[Information Boundary: Start]

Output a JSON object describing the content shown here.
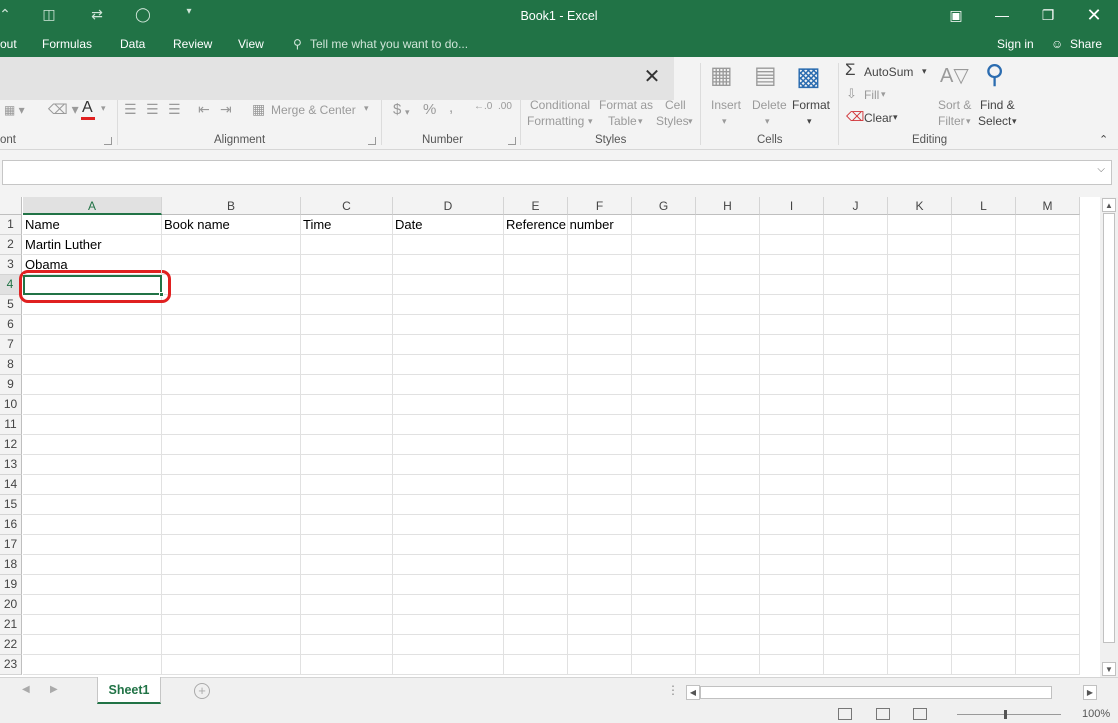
{
  "titlebar": {
    "title": "Book1 - Excel",
    "qat": [
      "caret-up-icon",
      "save-icon",
      "undo-icon",
      "redo-icon",
      "customize-icon"
    ]
  },
  "tabs": {
    "layout_partial": "out",
    "formulas": "Formulas",
    "data": "Data",
    "review": "Review",
    "view": "View",
    "tell_me": "Tell me what you want to do...",
    "sign_in": "Sign in",
    "share": "Share"
  },
  "ribbon": {
    "font_group_partial": "ont",
    "alignment": {
      "merge_center": "Merge & Center",
      "label": "Alignment"
    },
    "number": {
      "currency": "$",
      "percent": "%",
      "comma": ",",
      "label": "Number"
    },
    "styles": {
      "conditional_line1": "Conditional",
      "conditional_line2": "Formatting",
      "format_as_line1": "Format as",
      "format_as_line2": "Table",
      "cell_line1": "Cell",
      "cell_line2": "Styles",
      "label": "Styles"
    },
    "cells": {
      "insert": "Insert",
      "delete": "Delete",
      "format": "Format",
      "label": "Cells"
    },
    "editing": {
      "autosum": "AutoSum",
      "fill": "Fill",
      "clear": "Clear",
      "sort_line1": "Sort &",
      "sort_line2": "Filter",
      "find_line1": "Find &",
      "find_line2": "Select",
      "label": "Editing"
    }
  },
  "grid": {
    "columns": [
      "A",
      "B",
      "C",
      "D",
      "E",
      "F",
      "G",
      "H",
      "I",
      "J",
      "K",
      "L",
      "M"
    ],
    "rows": [
      "1",
      "2",
      "3",
      "4",
      "5",
      "6",
      "7",
      "8",
      "9",
      "10",
      "11",
      "12",
      "13",
      "14",
      "15",
      "16",
      "17",
      "18",
      "19",
      "20",
      "21",
      "22",
      "23"
    ],
    "cells": {
      "A1": "Name",
      "B1": "Book name",
      "C1": "Time",
      "D1": "Date",
      "E1": "Reference number",
      "A2": "Martin Luther",
      "A3": "Obama"
    },
    "selected_cell": "A4"
  },
  "sheets": {
    "active": "Sheet1"
  },
  "status": {
    "zoom": "100%"
  },
  "colors": {
    "excel_green": "#217346",
    "annotation_red": "#e02020"
  }
}
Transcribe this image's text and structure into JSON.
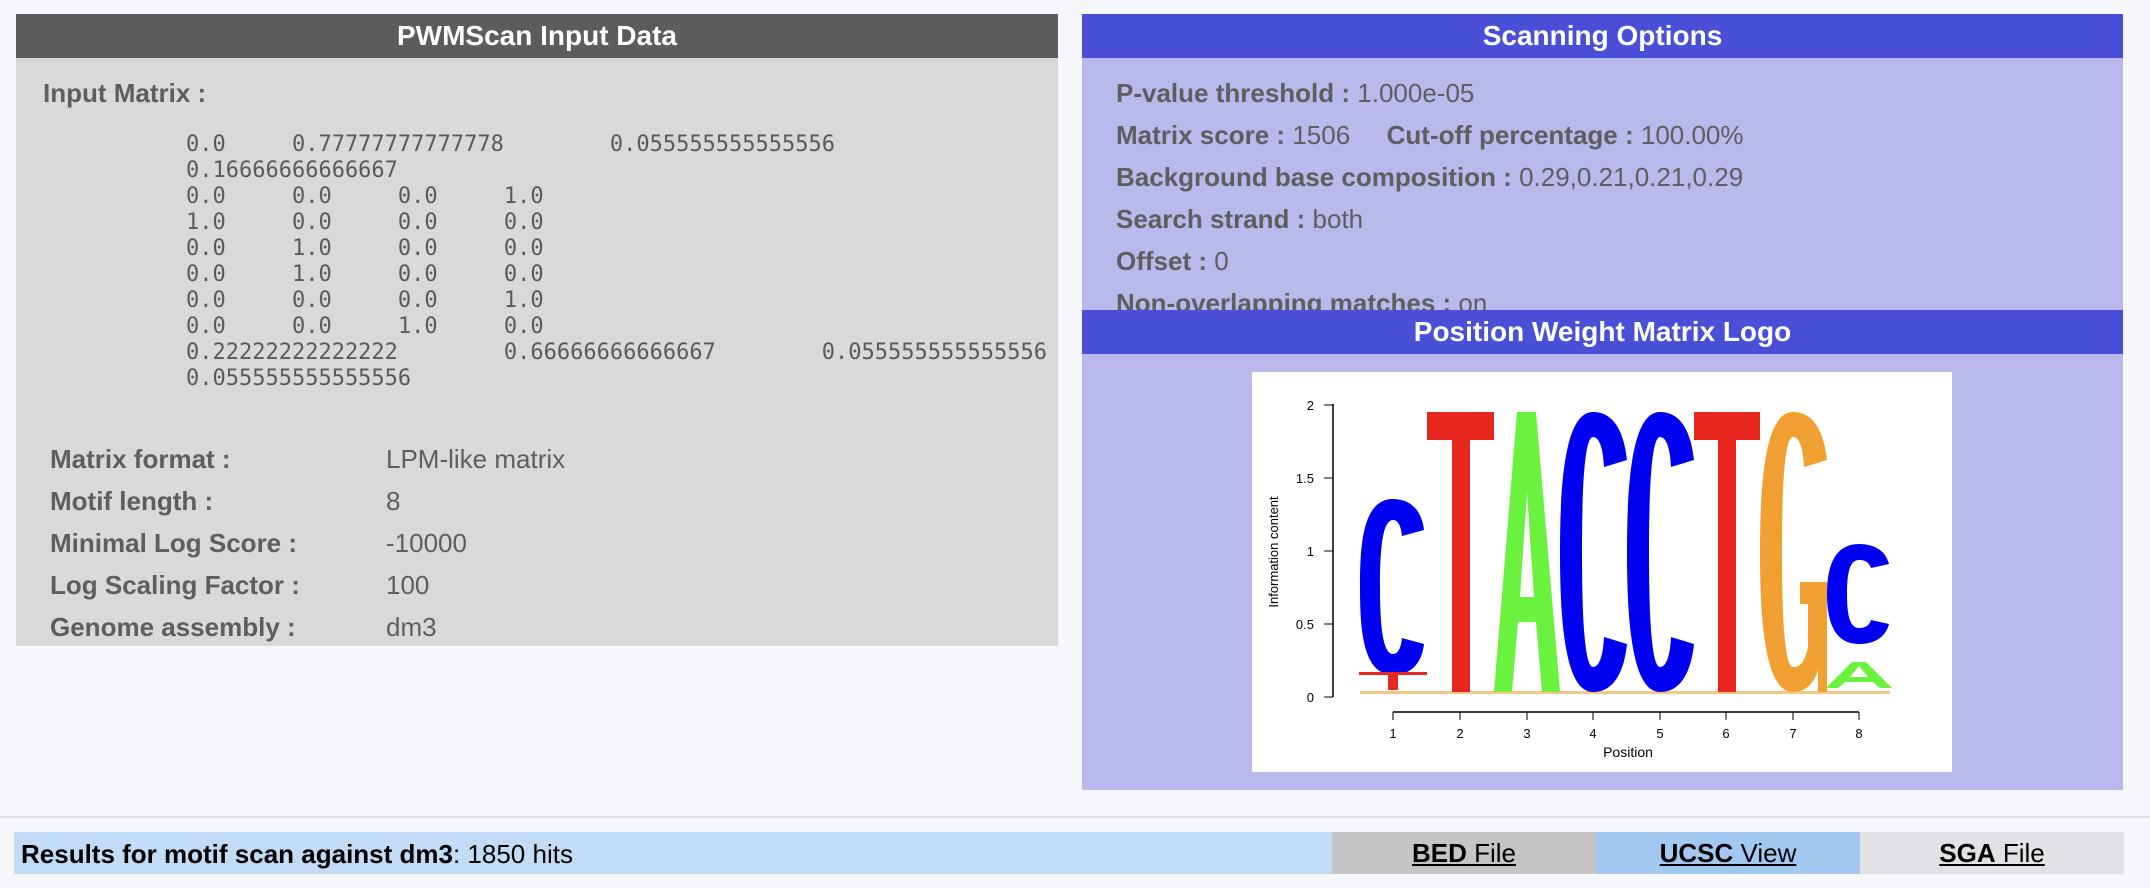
{
  "left": {
    "header": "PWMScan Input Data",
    "input_matrix_label": "Input Matrix :",
    "matrix_rows": [
      "0.0     0.77777777777778        0.055555555555556",
      "0.16666666666667",
      "0.0     0.0     0.0     1.0",
      "1.0     0.0     0.0     0.0",
      "0.0     1.0     0.0     0.0",
      "0.0     1.0     0.0     0.0",
      "0.0     0.0     0.0     1.0",
      "0.0     0.0     1.0     0.0",
      "0.22222222222222        0.66666666666667        0.055555555555556",
      "0.055555555555556"
    ],
    "info": [
      {
        "label": "Matrix format :",
        "value": "LPM-like matrix"
      },
      {
        "label": "Motif length :",
        "value": "8"
      },
      {
        "label": "Minimal Log Score :",
        "value": "-10000"
      },
      {
        "label": "Log Scaling Factor :",
        "value": "100"
      },
      {
        "label": "Genome assembly :",
        "value": "dm3"
      }
    ]
  },
  "right": {
    "header": "Scanning Options",
    "pvalue_label": "P-value threshold :",
    "pvalue_value": "1.000e-05",
    "matrix_score_label": "Matrix score :",
    "matrix_score_value": "1506",
    "cutoff_label": "Cut-off percentage :",
    "cutoff_value": "100.00%",
    "background_label": "Background base composition :",
    "background_value": "0.29,0.21,0.21,0.29",
    "strand_label": "Search strand :",
    "strand_value": "both",
    "offset_label": "Offset :",
    "offset_value": "0",
    "nonoverlap_label": "Non-overlapping matches :",
    "nonoverlap_value": "on",
    "logo_header": "Position Weight Matrix Logo"
  },
  "logo": {
    "ylabel": "Information content",
    "xlabel": "Position",
    "yticks": [
      "0",
      "0.5",
      "1",
      "1.5",
      "2"
    ],
    "xticks": [
      "1",
      "2",
      "3",
      "4",
      "5",
      "6",
      "7",
      "8"
    ],
    "colors": {
      "A": "#6bf23e",
      "C": "#0000f0",
      "G": "#f0a030",
      "T": "#e8281e"
    }
  },
  "results": {
    "label_bold": "Results for motif scan against dm3",
    "suffix": ": 1850 hits",
    "bed_bold": "BED",
    "bed_rest": " File",
    "ucsc_bold": "UCSC",
    "ucsc_rest": " View",
    "sga_bold": "SGA",
    "sga_rest": " File"
  }
}
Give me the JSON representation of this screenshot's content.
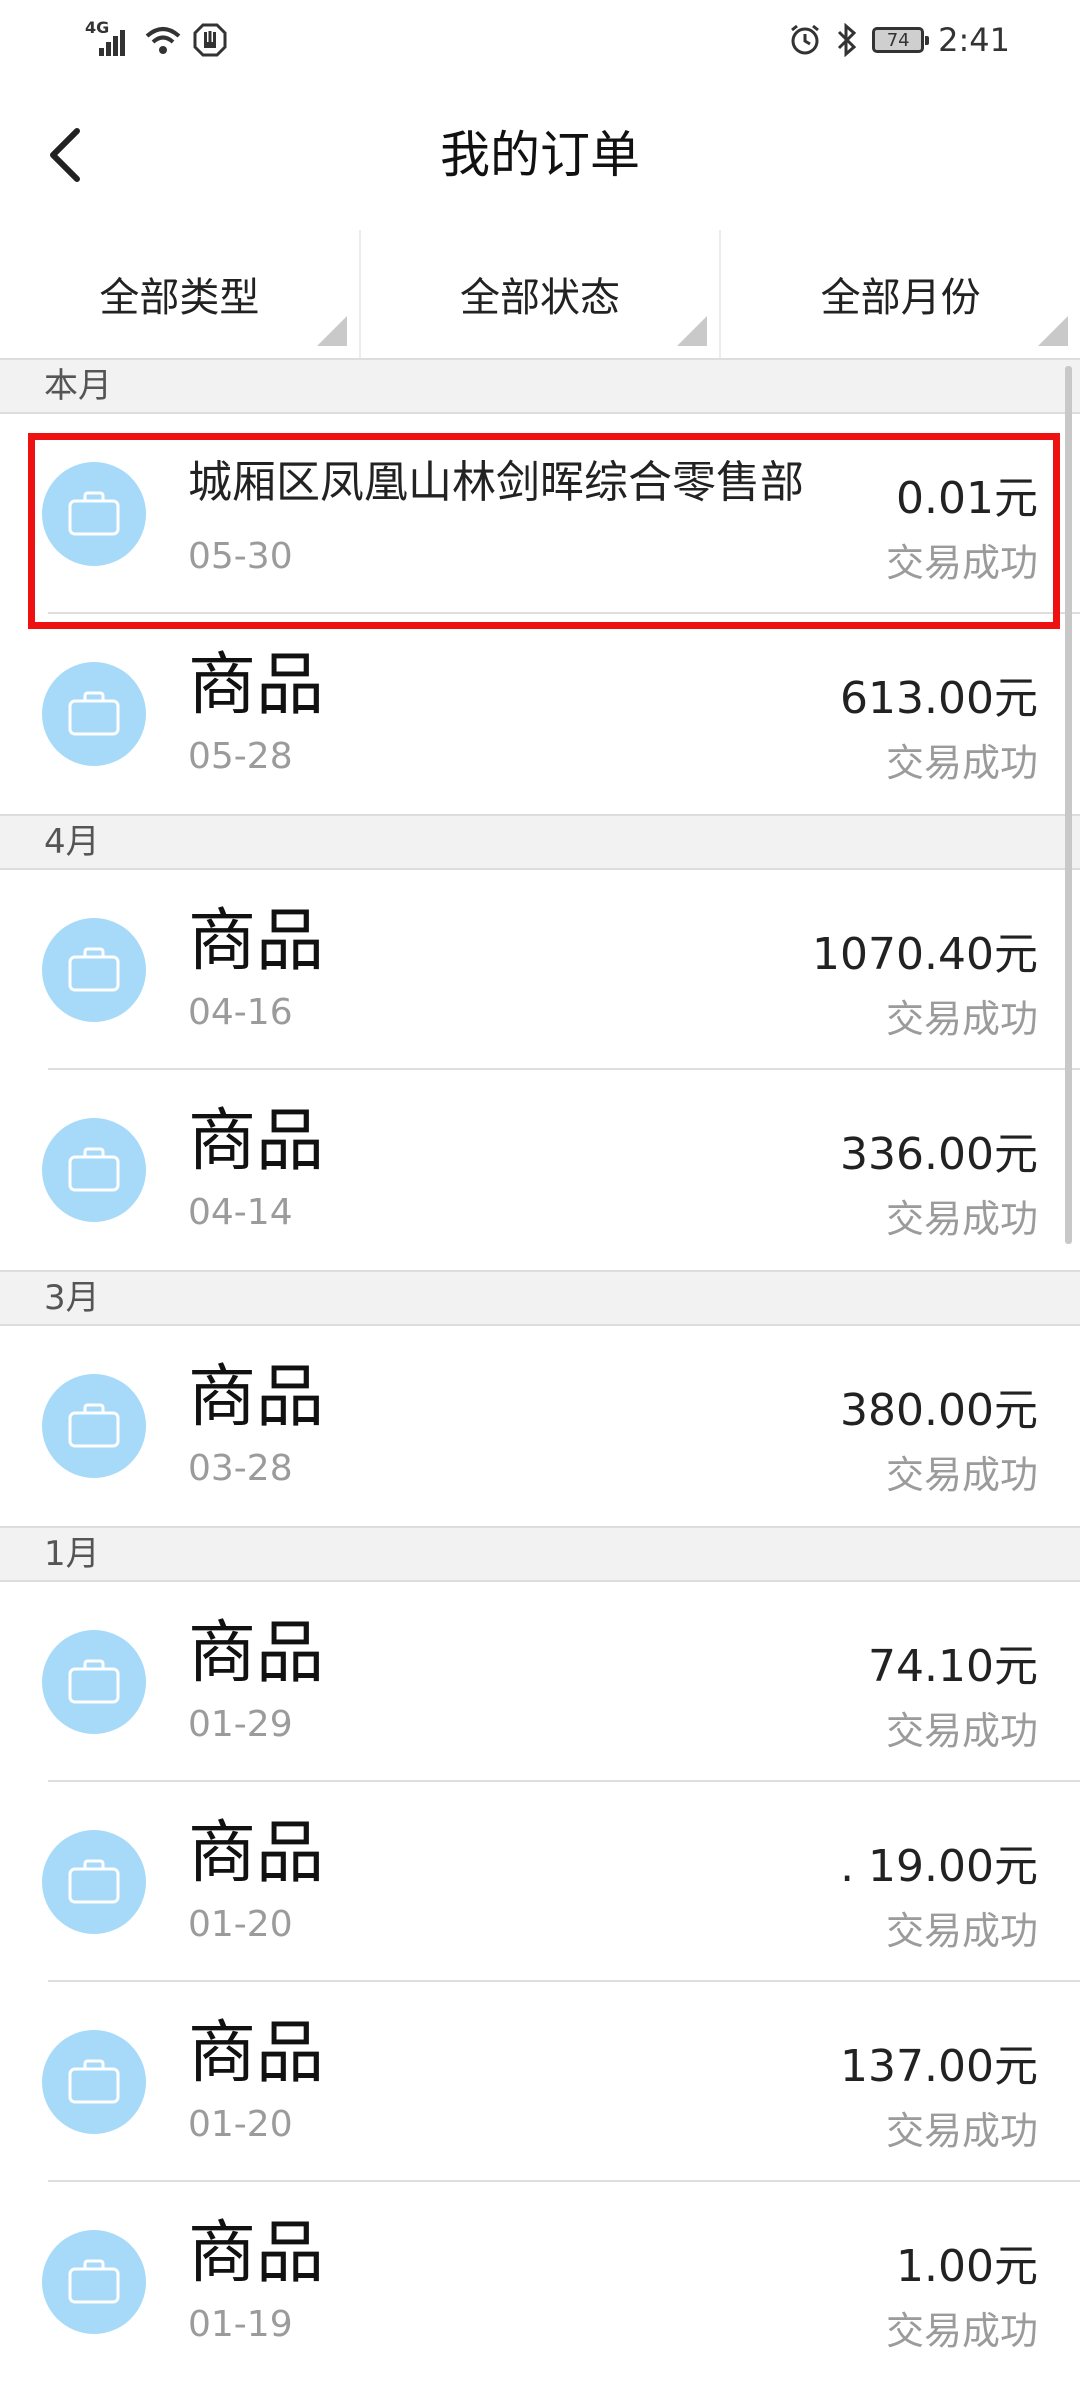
{
  "status_bar": {
    "network": "4G",
    "battery": "74",
    "time": "2:41"
  },
  "header": {
    "title": "我的订单"
  },
  "filters": [
    {
      "label": "全部类型"
    },
    {
      "label": "全部状态"
    },
    {
      "label": "全部月份"
    }
  ],
  "sections": [
    {
      "label": "本月",
      "orders": [
        {
          "name": "城厢区凤凰山林剑晖综合零售部",
          "date": "05-30",
          "amount": "0.01元",
          "status": "交易成功"
        },
        {
          "name": "商品",
          "date": "05-28",
          "amount": "613.00元",
          "status": "交易成功"
        }
      ]
    },
    {
      "label": "4月",
      "orders": [
        {
          "name": "商品",
          "date": "04-16",
          "amount": "1070.40元",
          "status": "交易成功"
        },
        {
          "name": "商品",
          "date": "04-14",
          "amount": "336.00元",
          "status": "交易成功"
        }
      ]
    },
    {
      "label": "3月",
      "orders": [
        {
          "name": "商品",
          "date": "03-28",
          "amount": "380.00元",
          "status": "交易成功"
        }
      ]
    },
    {
      "label": "1月",
      "orders": [
        {
          "name": "商品",
          "date": "01-29",
          "amount": "74.10元",
          "status": "交易成功"
        },
        {
          "name": "商品",
          "date": "01-20",
          "amount": ". 19.00元",
          "status": "交易成功"
        },
        {
          "name": "商品",
          "date": "01-20",
          "amount": "137.00元",
          "status": "交易成功"
        },
        {
          "name": "商品",
          "date": "01-19",
          "amount": "1.00元",
          "status": "交易成功"
        }
      ]
    }
  ],
  "colors": {
    "icon_bg": "#a6daf8",
    "highlight": "#ee1111"
  },
  "icons": {
    "back": "chevron-left-icon",
    "order": "shopping-bag-icon"
  }
}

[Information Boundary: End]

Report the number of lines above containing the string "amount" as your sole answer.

Exercise response - 9